There are 8 rows of garter stitch along the bottom before the lace pattern starts.  The border is also knit along instead of added later, 4 stitches of garter stitch on either side of the pattern.  My goal is to maybe have this done by the end of January!  But the finished size is supposed to be 60 inches long befoe blocking.  I might be at 10 right now, and I’ll be doing really good to average 6 inches a week.  I’m really not sure.  I guess the project for the next post is to check my guage and do the math to figure out when I will be done.

It is 10 pm on New Year’s Eve.  Our micro-farm is quiet, the bunnies tucked in and fed and our resident watch-cat Raven snuggled on the couch beside me.  The boys are off to their first New Year’s Eve party and the house is quiet after a day of taking down Christmas decorations and wrapping up renovation work before the weekend. 

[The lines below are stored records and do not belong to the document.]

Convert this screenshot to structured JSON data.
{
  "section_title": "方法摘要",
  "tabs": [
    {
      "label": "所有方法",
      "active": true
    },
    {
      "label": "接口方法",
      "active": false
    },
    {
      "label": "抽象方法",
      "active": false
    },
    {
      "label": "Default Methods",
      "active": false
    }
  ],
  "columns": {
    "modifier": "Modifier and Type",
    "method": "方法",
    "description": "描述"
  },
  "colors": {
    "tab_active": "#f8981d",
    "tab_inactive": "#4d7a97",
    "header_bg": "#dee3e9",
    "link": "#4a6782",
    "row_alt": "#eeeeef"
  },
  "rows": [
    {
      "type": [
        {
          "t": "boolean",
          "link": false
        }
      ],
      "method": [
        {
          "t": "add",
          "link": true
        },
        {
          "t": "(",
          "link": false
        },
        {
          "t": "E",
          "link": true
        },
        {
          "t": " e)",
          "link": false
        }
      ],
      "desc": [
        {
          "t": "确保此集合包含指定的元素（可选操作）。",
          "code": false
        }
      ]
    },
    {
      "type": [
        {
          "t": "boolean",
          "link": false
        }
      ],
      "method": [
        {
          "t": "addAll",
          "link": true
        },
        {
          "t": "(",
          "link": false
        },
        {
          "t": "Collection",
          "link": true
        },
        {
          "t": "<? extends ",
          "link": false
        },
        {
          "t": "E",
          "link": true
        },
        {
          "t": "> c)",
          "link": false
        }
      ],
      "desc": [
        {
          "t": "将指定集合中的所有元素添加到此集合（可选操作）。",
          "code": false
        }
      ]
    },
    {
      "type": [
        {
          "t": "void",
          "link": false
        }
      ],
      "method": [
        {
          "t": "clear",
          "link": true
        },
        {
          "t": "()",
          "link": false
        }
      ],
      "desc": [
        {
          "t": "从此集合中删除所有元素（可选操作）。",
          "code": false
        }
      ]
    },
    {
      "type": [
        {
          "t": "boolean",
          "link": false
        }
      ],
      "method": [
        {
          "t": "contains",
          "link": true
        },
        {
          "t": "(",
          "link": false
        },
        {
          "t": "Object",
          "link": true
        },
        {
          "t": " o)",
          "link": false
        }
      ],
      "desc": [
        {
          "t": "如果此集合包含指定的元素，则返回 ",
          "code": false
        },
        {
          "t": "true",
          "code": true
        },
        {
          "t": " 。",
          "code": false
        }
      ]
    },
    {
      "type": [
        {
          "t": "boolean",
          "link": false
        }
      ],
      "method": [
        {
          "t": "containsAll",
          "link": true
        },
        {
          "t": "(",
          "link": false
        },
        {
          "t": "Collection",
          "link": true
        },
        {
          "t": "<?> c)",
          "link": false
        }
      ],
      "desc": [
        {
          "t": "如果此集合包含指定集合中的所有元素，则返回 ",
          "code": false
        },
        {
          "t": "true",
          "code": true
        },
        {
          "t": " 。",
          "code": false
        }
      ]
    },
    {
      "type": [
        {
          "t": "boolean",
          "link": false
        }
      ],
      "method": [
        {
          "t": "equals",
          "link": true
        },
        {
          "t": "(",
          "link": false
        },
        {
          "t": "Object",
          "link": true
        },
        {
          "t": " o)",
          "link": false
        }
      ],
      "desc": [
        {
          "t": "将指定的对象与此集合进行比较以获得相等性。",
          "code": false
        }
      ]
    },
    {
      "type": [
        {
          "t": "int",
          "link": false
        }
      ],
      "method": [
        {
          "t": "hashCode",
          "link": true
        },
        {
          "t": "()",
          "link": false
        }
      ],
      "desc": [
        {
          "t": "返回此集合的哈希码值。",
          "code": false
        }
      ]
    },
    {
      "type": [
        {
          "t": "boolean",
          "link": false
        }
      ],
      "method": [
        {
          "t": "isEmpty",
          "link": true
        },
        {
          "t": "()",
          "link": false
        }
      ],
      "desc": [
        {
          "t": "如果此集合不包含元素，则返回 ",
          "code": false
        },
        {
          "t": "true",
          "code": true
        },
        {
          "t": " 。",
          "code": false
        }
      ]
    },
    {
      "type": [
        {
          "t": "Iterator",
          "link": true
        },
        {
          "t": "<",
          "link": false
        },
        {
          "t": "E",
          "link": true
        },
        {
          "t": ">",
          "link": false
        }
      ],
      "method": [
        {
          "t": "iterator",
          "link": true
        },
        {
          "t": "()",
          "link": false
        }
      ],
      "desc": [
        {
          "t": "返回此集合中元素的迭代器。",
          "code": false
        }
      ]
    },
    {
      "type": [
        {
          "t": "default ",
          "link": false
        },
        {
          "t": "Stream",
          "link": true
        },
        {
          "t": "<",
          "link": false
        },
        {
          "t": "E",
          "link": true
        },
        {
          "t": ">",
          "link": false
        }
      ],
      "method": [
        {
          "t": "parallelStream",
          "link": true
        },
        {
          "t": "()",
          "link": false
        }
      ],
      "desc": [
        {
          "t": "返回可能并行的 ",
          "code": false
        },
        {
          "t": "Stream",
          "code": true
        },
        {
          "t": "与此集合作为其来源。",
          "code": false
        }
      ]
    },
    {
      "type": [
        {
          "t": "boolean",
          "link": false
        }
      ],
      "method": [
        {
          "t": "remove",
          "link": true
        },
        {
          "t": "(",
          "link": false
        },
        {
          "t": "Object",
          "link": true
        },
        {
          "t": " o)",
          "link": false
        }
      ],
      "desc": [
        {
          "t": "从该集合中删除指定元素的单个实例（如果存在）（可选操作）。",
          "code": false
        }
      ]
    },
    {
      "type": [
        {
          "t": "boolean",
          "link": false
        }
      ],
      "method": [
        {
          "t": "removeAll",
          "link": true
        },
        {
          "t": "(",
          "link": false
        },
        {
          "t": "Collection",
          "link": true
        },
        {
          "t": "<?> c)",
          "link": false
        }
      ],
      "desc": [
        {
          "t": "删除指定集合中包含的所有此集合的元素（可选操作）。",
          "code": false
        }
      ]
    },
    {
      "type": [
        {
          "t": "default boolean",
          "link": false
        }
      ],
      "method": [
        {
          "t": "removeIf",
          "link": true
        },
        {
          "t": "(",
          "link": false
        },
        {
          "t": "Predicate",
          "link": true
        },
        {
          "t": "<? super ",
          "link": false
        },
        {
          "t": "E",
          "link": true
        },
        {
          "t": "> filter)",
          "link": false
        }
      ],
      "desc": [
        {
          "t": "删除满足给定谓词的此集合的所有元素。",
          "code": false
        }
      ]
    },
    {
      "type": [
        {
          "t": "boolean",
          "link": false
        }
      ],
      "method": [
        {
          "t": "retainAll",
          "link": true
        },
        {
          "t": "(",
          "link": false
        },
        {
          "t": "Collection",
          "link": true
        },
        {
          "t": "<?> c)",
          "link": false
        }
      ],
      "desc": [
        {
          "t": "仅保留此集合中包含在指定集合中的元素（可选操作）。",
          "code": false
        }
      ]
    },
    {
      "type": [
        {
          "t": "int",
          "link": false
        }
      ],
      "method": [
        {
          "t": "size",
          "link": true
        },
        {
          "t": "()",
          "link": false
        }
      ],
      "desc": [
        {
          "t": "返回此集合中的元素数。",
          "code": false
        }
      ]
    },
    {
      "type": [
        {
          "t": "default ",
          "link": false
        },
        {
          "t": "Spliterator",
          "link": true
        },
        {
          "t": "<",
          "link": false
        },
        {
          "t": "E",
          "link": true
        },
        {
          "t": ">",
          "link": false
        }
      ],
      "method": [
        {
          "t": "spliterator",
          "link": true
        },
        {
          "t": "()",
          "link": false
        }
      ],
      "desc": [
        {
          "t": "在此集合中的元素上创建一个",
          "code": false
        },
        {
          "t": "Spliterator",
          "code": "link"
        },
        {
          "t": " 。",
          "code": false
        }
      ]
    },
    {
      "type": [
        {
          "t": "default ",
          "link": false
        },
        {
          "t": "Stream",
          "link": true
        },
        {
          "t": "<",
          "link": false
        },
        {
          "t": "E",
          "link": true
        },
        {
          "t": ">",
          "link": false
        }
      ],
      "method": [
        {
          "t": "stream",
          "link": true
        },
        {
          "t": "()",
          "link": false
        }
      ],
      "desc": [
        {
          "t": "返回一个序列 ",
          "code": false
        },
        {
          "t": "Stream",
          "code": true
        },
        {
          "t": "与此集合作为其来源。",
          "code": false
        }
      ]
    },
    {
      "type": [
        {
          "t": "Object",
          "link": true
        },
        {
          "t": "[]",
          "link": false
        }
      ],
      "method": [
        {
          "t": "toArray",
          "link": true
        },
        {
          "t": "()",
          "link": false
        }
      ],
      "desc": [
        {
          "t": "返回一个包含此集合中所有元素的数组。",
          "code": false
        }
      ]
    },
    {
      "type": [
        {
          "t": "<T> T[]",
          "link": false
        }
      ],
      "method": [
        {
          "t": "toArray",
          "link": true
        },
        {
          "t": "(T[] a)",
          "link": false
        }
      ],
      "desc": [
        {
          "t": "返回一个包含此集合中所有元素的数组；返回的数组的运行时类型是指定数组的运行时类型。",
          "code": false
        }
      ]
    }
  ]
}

My resolutions for this year are fairly simple, and this blog is one of them.  I have decided to dedicate this year to lace knitting, specifically from the book Victorian Lace Today.  I’ve only been knitting about 6 years, so I am no expert.  I don’t have decades of experience behind me, but I do love knitting lace.  The delicacy of the finished fabric, the feel of light weight yarn running through my fingers, the steady rhythm of the needles and the pattern both.  All of these things are meditative to me, and I do my best to practice knitting mindfully – as a meditation.

 I have to be honest.  I’m chronicling this journey more for myself, though I am hopefully that after you stumble across this little bog you’ll come back to keep reading and perhaps even pick up your needles and knit along with me.